Common Problems Affecting Barbecues and their Solutions

When temperatures begin to rise in June and July, we love nothing more than to dust off the barbecue and enjoy the first of many outdoor summer feasts. However, you won’t find too many people risking it during late autumn, winter or early spring, and barbecues often get neglected at these times of the year. If you’re not careful, you can have the burgers ready, the guests milling round the garden, and then, when it’s time to light up, you find your trusty griller isn’t working properly. Nightmare! There are a number of problems that can prevent your barbecue from functioning as it should, but most can easily be dealt with.

The biggest problem facing any barbecue owner is the curse of rust and corrosion. This can be the death of an otherwise fully-functioning barbecue, so it’s vital that you take preventative measures. First off, make sure that your barbecue is stored away from the elements, if at all possible. If you have to leave it outdoors, make sure the barbecue has a decent grill cover, and even if you are storing it in the shed, it’s probably a good idea to invest in a cover anyway. Although they protect your garden equipment from the worst of the elements, sheds can get damp during the rainy seasons.

Although the more expensive, stainless steel models are quite rust-resistant, grills made from cast iron or cheaper steel will rust quite easily. This makes cleaning all the more important, especially straight after the barbecue has cooled off. Give it a good scrub with a wire grill brush, making sure you clean everything off. Burned food will build up on the grill over time, and become increasingly tough to remove, so it’s better to nip it in the bud before it turns into a major task. You can also make your job easier by not starting to cook until the barbecue has fully heated. Put food on too early, and it almost always sticks to the grill, leaving you with a bigger clean-up mission later on.

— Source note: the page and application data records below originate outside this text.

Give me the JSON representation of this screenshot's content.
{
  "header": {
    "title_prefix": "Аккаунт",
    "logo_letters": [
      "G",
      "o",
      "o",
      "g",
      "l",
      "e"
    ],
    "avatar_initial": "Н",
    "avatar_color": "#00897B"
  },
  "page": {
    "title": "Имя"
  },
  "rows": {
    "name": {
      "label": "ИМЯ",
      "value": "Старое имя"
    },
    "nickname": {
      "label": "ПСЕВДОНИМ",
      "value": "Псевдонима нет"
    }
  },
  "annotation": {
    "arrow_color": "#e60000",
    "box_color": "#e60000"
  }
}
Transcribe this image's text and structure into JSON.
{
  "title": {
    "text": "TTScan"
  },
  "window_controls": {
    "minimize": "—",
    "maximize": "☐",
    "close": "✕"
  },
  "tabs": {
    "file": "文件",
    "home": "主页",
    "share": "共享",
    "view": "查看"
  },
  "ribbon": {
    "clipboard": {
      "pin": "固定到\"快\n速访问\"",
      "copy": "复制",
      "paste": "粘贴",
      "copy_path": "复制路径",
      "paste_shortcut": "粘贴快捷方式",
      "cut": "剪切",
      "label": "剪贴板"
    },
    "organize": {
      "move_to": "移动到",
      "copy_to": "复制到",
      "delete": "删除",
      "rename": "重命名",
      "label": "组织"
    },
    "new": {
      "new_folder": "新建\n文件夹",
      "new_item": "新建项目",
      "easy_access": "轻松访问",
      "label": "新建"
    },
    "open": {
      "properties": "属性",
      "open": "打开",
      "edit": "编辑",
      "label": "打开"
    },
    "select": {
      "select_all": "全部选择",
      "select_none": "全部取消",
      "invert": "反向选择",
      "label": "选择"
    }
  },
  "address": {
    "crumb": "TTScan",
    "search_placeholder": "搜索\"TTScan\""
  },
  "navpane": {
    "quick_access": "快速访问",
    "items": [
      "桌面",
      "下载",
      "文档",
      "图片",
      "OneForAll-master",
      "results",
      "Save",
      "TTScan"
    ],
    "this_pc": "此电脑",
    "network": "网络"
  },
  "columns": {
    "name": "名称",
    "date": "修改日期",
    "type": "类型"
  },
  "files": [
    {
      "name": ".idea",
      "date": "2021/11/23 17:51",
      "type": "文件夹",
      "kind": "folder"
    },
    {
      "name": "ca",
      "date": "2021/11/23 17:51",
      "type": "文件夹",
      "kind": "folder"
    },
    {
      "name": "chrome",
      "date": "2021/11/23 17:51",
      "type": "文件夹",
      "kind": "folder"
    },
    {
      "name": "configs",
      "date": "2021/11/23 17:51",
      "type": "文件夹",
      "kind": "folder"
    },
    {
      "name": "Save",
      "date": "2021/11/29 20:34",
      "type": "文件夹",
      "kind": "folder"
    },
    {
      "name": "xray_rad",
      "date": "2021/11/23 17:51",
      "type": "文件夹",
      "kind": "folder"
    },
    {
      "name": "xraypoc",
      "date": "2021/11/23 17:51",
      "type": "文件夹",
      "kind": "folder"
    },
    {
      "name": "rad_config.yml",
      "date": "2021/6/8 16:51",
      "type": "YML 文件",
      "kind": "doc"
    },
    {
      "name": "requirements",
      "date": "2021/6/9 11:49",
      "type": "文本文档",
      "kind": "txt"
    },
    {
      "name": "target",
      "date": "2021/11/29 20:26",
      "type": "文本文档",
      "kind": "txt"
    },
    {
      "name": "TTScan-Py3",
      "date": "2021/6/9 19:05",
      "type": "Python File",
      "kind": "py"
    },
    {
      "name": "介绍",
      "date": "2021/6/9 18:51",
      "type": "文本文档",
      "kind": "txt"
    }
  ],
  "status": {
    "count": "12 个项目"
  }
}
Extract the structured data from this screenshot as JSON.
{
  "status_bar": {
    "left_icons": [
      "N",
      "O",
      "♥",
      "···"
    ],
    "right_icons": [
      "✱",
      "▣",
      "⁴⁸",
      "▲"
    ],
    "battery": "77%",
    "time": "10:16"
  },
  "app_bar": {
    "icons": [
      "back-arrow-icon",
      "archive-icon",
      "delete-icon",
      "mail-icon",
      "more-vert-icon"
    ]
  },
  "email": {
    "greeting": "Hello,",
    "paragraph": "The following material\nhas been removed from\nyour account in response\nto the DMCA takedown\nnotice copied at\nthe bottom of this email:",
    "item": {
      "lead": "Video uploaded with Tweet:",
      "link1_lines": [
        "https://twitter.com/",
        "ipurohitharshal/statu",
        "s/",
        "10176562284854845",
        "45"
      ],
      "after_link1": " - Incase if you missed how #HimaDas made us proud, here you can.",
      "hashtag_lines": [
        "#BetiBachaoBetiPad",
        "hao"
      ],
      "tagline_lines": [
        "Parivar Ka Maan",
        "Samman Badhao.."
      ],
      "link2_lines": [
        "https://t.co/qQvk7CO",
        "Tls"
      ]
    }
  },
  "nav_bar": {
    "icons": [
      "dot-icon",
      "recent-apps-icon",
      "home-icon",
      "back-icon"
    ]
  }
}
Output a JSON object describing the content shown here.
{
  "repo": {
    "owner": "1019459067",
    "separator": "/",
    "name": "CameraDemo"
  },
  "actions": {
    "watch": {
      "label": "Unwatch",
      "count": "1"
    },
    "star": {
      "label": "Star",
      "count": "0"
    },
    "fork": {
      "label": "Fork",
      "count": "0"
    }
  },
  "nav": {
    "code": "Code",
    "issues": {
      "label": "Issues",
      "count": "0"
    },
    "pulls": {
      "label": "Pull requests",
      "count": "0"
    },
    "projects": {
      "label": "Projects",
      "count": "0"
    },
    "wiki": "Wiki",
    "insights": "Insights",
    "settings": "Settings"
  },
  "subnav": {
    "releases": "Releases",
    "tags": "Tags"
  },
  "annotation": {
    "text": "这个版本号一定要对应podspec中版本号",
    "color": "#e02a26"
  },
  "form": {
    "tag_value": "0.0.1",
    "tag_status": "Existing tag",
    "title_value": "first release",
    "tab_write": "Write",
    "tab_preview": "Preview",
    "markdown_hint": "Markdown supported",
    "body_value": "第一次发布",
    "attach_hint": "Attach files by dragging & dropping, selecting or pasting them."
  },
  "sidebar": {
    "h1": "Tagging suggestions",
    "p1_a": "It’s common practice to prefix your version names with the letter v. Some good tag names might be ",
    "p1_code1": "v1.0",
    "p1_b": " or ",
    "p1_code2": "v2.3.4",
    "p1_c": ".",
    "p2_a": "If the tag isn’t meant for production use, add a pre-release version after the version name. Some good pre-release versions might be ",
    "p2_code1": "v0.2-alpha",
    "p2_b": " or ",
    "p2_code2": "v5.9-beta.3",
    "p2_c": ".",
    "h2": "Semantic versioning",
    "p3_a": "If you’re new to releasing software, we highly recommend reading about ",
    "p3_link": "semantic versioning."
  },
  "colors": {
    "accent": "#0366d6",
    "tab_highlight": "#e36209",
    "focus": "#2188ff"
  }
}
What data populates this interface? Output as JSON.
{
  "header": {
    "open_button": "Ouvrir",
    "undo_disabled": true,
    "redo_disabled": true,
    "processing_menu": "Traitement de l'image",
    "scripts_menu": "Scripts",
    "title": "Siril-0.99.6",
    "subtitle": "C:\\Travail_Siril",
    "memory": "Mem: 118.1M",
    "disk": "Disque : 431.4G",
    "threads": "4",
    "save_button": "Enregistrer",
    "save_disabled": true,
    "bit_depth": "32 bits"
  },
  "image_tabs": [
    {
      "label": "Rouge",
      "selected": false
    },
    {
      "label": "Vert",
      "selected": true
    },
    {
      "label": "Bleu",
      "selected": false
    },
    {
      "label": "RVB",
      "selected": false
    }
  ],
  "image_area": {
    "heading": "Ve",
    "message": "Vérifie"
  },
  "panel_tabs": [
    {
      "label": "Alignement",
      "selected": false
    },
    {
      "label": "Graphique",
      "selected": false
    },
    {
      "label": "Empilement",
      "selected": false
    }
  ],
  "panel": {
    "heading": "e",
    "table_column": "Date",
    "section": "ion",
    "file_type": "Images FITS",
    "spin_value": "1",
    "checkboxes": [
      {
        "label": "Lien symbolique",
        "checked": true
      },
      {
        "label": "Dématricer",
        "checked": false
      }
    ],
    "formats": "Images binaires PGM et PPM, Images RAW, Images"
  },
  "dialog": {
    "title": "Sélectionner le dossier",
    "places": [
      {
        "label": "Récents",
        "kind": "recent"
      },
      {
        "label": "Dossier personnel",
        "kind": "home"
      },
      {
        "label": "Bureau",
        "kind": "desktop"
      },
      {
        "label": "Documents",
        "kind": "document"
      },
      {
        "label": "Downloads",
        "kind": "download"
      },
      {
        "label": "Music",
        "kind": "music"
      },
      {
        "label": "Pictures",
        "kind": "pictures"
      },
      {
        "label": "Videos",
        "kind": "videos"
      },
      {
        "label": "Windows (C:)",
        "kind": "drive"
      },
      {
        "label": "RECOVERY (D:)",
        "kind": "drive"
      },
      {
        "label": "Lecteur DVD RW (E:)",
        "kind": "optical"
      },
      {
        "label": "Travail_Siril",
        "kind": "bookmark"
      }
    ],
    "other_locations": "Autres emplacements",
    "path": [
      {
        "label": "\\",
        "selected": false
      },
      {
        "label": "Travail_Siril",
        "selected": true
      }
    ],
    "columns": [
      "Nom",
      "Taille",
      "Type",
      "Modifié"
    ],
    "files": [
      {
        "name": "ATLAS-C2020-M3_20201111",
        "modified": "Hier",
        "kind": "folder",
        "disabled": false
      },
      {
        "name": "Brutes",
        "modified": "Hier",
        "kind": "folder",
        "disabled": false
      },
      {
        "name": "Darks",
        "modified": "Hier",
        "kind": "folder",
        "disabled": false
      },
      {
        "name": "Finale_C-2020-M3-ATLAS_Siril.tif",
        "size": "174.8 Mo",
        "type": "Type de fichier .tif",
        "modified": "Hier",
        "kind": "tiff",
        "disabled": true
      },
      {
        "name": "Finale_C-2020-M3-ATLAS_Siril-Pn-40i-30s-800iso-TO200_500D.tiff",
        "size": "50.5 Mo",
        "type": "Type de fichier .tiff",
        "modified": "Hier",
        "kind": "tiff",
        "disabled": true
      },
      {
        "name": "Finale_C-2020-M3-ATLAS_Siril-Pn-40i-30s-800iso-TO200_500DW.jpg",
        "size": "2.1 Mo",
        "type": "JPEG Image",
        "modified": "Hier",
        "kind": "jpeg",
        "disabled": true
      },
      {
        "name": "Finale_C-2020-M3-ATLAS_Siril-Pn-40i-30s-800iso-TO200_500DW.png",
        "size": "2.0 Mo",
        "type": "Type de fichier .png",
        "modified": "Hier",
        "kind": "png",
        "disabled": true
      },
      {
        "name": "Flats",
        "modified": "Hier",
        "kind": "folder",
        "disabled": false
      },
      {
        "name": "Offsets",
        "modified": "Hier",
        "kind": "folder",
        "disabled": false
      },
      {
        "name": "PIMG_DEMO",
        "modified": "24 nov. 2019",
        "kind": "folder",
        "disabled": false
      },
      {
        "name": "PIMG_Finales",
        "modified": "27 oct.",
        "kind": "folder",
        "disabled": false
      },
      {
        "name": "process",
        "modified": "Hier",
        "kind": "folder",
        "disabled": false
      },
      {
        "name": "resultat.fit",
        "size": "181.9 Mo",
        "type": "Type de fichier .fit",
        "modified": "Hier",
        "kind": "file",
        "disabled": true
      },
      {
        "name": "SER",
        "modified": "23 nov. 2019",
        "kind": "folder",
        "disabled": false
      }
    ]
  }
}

The next step is to wipe off any fatty residue that has settled beneath the grill. This is particularly important for gas grills, as it can clog the nozzles. Once the barbecue has been fully cleaned, spray it down with cooking oil, and keep topping it up during long storage periods. This will protect the metal from oxidisation, which leads directly to rust. Finally, owners of a charcoal barbecue should make sure that spent coals are always removed from the barbecue after use, as they will also corrode the barbecue over time.

One of the other common gripes of the barbecue enthusiast is that their food cooks unevenly. If you’re using a charcoal grill, this simply means that your coals aren’t spread evenly. The best results are often obtained by creating different heating zones – a double layer of charcoal is great for searing, while a single is better for foods like chicken, which take longer to cook. Also, try to create a cool area in the middle, with hardly any charcoal beneath. This is good for resting food before serving, and also for cooking food indirectly, otherwise known as slow-grilling.

If you have a gas grill, uneven heat is usually caused by clogged burner holes. You can’t do much about this once the barbecue has been fired up, so it’s always best to check the burners beforehand, and clean them properly after use. Fatty meats are the worst foods for clogging burners, but you can always use a drip pan, which will catch most of the fat before it gets to the burners. However, there’s no substitute for good cleaning – just make sure you don’t use oven cleaner or detergents, as these can cause the burners to rust afterwards.

Although gas grills are generally easier to use than their charcoal equivalents, more tends to go wrong with them. Gas grill problems are not just limited to rust and clogging – the flame output can fall dramatically, and sometimes stop working altogether. However, don’t panic – this doesn’t mean that your barbecue is done for!

If you find that your barbecue is emitting a low or yellow flame, the problem is usually the regulator. You will need to either adjust it or replace it, so make sure that the barbecue is turned off, and the gas cylinder is disconnected. The regulator is the circular object that sits on the gas hose, and they tend to get sticky after long periods of use. When this happens, the gas can’t flow to the burners properly, so you need to release the pressure. Once you’ve turned off and disconnected the tank, open the grill lid, and turn up the control valves as high as they’ll go. Leave it for a minute or so, and then turn the control vales off again. Reconnect the tank, and slowly start the gas flowing from the tank. Light the grill as you normally would, and it should work properly. After further use of your barbecue, you can prevent the problem reoccurring by turning off the control valves first and the tank valve second. If you try this process and you’re still having low flame problems, you’ll probably need to replace the regulator completely.

The other problem that may arise with a gas barbecue is a total failure to ignite. This can be caused by a few things, so it’s best to check them all before calling a repairman. Make sure the igniter is emitting sparks, and is free of grease and debris. If you have a battery-powered igniter, try changing the batteries, as they may be flat. The problem could also be caused by faulty wiring, in which case you’ll definitely need a repairman. If you have independent igniters for each burner, and none of them will light up, dodgy wiring is almost certainly the problem.

Ultimately, taking good care of your barbecue is the best way to stop these problems occurring. Most models are designed to last for years, but they still need looking after!